Once or twice a year there would be a joint meeting of the brother and sister society. Every year there was a banquet with the men as hosts one year and the women the next. Most of these banquets were held in St. John's church parlors and served by the Ladies Aid. Expenditures for these banquets were strictly limited by the faculty social committee. One of the nice features of the brother and sister society arrangement was that for such occasions no one was left out. There were no personally chosen dates. The men drew by lot, or however else they chose to arrange it, the girl for whom they were to serve as escort for the evening. Once in a while there might have been some finagling on the part of some of the young men to get certain girls for their dates. There was of course suppressed excitement among the young women as to who would call to tell them that they were their date for the evening. This arrangement worked well for many years and made possible interesting and varied social contacts. At length, however, the time came when the men wanted to invite someone special outside the society membership when they were hosts and likewise some of the young women wanted to invite as guest someone outside of the brother society when it was their turn. After that the brother and sister society arrangement became more tenuous, and finally was discontinued.

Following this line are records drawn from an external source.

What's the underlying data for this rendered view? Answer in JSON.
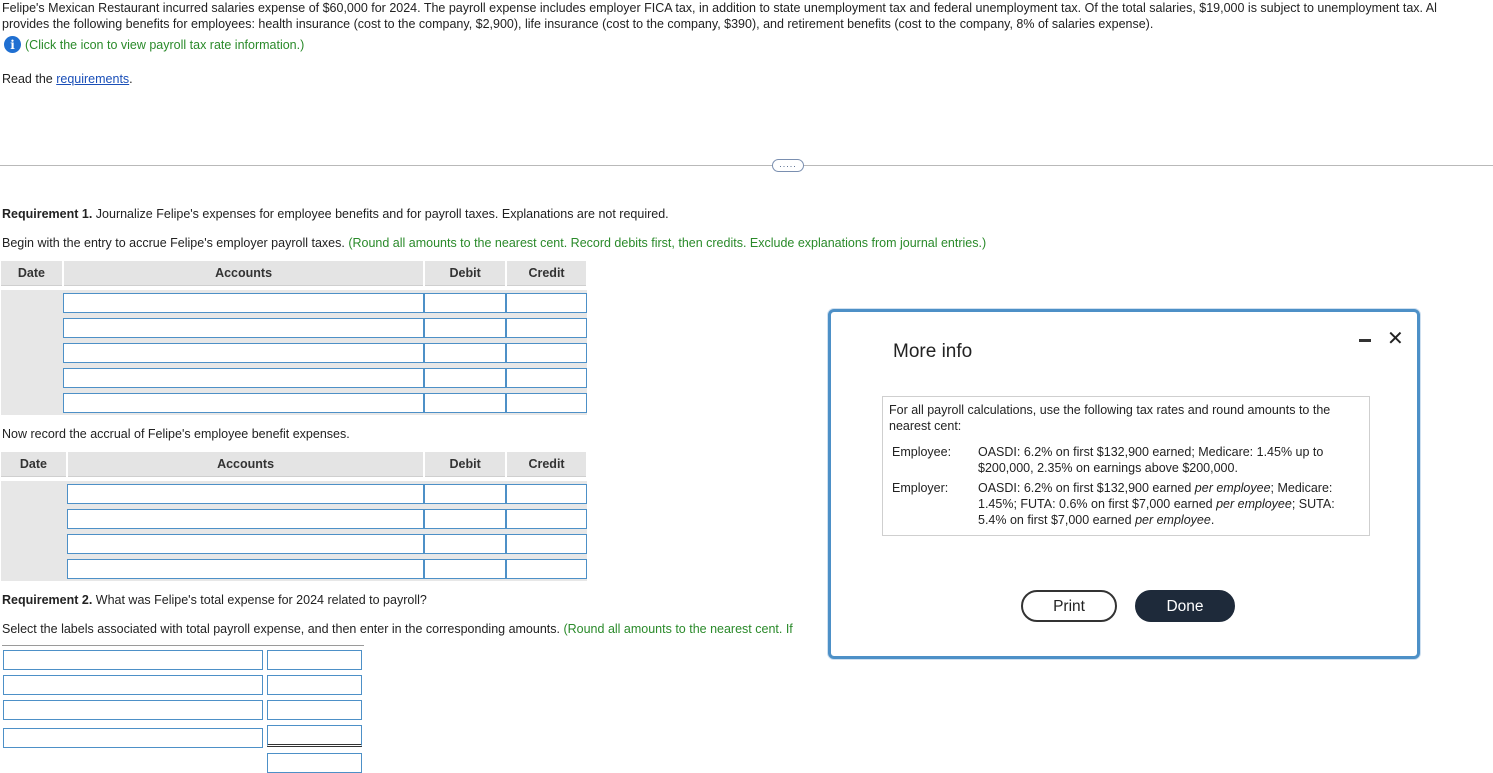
{
  "problem": {
    "line1": "Felipe's Mexican Restaurant incurred salaries expense of $60,000 for 2024. The payroll expense includes employer FICA tax, in addition to state unemployment tax and federal unemployment tax. Of the total salaries, $19,000 is subject to unemployment tax. Al",
    "line2": "provides the following benefits for employees: health insurance (cost to the company, $2,900), life insurance (cost to the company, $390), and retirement benefits (cost to the company, 8% of salaries expense).",
    "icon_link": "(Click the icon to view payroll tax rate information.)",
    "read_prefix": "Read the ",
    "read_link": "requirements",
    "read_suffix": "."
  },
  "divider": {
    "ellipsis": "....."
  },
  "req1": {
    "title_bold": "Requirement 1.",
    "title_rest": " Journalize Felipe's expenses for employee benefits and for payroll taxes. Explanations are not required.",
    "begin": "Begin with the entry to accrue Felipe's employer payroll taxes. ",
    "begin_note": "(Round all amounts to the nearest cent. Record debits first, then credits. Exclude explanations from journal entries.)",
    "table1_headers": {
      "date": "Date",
      "accounts": "Accounts",
      "debit": "Debit",
      "credit": "Credit"
    },
    "now_record": "Now record the accrual of Felipe's employee benefit expenses.",
    "table2_headers": {
      "date": "Date",
      "accounts": "Accounts",
      "debit": "Debit",
      "credit": "Credit"
    }
  },
  "req2": {
    "title_bold": "Requirement 2.",
    "title_rest": " What was Felipe's total expense for 2024 related to payroll?",
    "select": "Select the labels associated with total payroll expense, and then enter in the corresponding amounts. ",
    "select_note": "(Round all amounts to the nearest cent. If"
  },
  "modal": {
    "title": "More info",
    "close": "✕",
    "intro": "For all payroll calculations, use the following tax rates and round amounts to the nearest cent:",
    "employee_label": "Employee:",
    "employee_text": "OASDI: 6.2% on first $132,900 earned; Medicare: 1.45% up to $200,000, 2.35% on earnings above $200,000.",
    "employer_label": "Employer:",
    "employer_text_1": "OASDI: 6.2% on first $132,900 earned ",
    "employer_em_1": "per employee",
    "employer_text_2": "; Medicare: 1.45%; FUTA: 0.6% on first $7,000 earned ",
    "employer_em_2": "per employee",
    "employer_text_3": "; SUTA: 5.4% on first $7,000 earned ",
    "employer_em_3": "per employee",
    "employer_text_4": ".",
    "print_label": "Print",
    "done_label": "Done"
  },
  "colors": {
    "accent": "#4d90c7",
    "note_green": "#2a8a2a",
    "link_blue": "#1a4fb8",
    "done_bg": "#1e2a3a"
  }
}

During the earlier years it was customary for all the societies to join in putting on a public program to which the new students were invited. The women's societies particularly developed some interesting traditional numbers, some of the nature of operettas, others in the form of dramatic, poetic narratives, and the like. One recalls particularly "The Phi Kappa Phi Fantasy," Delta Chi's "The Feast of the Red Corn," and Nu Sigma Rho's "The Toy Shop."
One of the cooperative contributions of some of the brother and sister societies was the presentation of plays. There was no drama department at the time. It is interesting to note for many years the literary societies served as the medium through which interest in drama and debate, musicals as well as sundry other literary efforts were given opportunity for expression. As these various areas of interest were by degrees given departmental status in the college or taken over by departmental clubs, the societies lost much of their original purpose. Nor could the students give the time to them that was formerly possible. Hence those that do exist have now become largely social groups. However, under the direction of the Inter-Society Board they continue to contribute to a number of worthy all-college projects, variety programs, benefits, and the like.